Thanks Coach

I am fortunate enough to be involved with a club that has many years experience when it comes to running a club at grassroots level. They had found a UEFA B licensed coach who was willing to help out and take a block of training sessions for whichever of our teams felt that they would benefit from some professional coaching. The fee was small, minimal when taking into account the small fee which we charge for training anyway, and all of my parents were willing to pay an additional £1 each to take up this opportunity.

I can’t stress enough how much this benefited everyone involved. The children learnt plenty and I picked up some invaluable tips that I feel have made me a better coach all-round. From how to treat the children in a manner that is fun but still gains respect, to drills and football related games which keep every child engaged at all times, hence stopping them from becoming bored.

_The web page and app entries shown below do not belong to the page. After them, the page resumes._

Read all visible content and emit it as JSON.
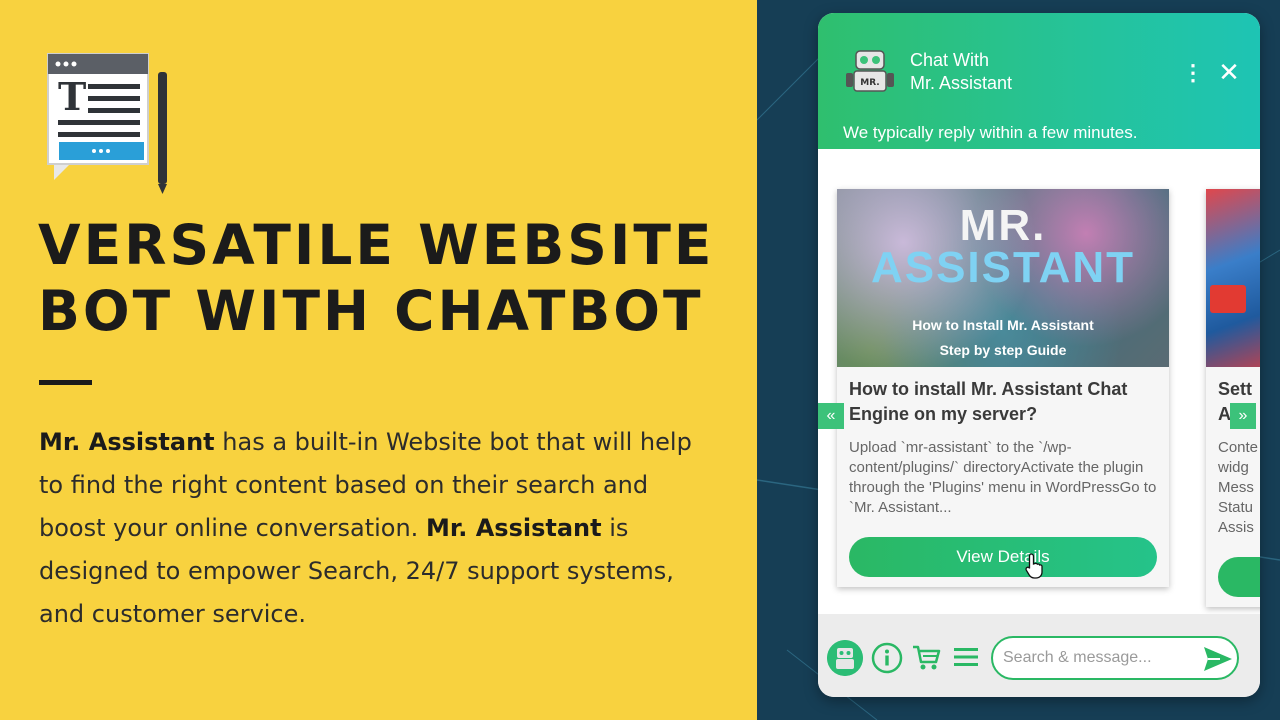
{
  "promo": {
    "headline_line1": "VERSATILE WEBSITE",
    "headline_line2": "BOT WITH CHATBOT",
    "desc_brand1": "Mr. Assistant",
    "desc_part1": " has a built-in Website bot that will help to find the right content based on their search and boost your online conversation. ",
    "desc_brand2": "Mr. Assistant",
    "desc_part2": " is designed to empower Search, 24/7 support systems, and customer service."
  },
  "chat": {
    "title_line1": "Chat With",
    "title_line2": "Mr. Assistant",
    "reply_note": "We typically reply within a few minutes.",
    "menu_glyph": "⋮",
    "close_glyph": "✕",
    "nav_prev_glyph": "«",
    "nav_next_glyph": "»",
    "cards": [
      {
        "image_title_1": "MR.",
        "image_title_2": "ASSISTANT",
        "image_caption_1": "How to Install Mr. Assistant",
        "image_caption_2": "Step by step Guide",
        "title": "How to install Mr. Assistant Chat Engine on my server?",
        "text": "Upload `mr-assistant` to the `/wp-content/plugins/` directoryActivate the plugin through the 'Plugins' menu in WordPressGo to `Mr. Assistant...",
        "button": "View Details"
      },
      {
        "title_partial": "Sett\nAs",
        "text_partial": "Conte\nwidg\nMess\nStatu\nAssis"
      }
    ],
    "search_placeholder": "Search & message...",
    "colors": {
      "accent": "#2ab864",
      "header_end": "#1ec4b4",
      "promo_bg": "#f8d23f",
      "page_bg": "#163e55"
    }
  }
}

I took this coach on for a four week block before our season began and it definitely helped my team prepare themselves from the massive step up involved from training to their first matches as grassroots players.

I can’t recommend this approach highly enough. The whole experience enabled the team to form a bond which perhaps I could not have achieved. I’m not a professional and neither, at least not yet, are any of the children. Getting help from one was a great experience and I would jump at the chance to do it again. It’s not a permanent thing, it’s almost a treat and the children loved every minute of it. Unfortunately for myself (not so much the man himself), the coach was snapped up by Manchester City shortly after to help run their new academy in China.

There’s no shame in asking for help. In fact, taking that jump does have major benefits for all involved.

Jamie Ward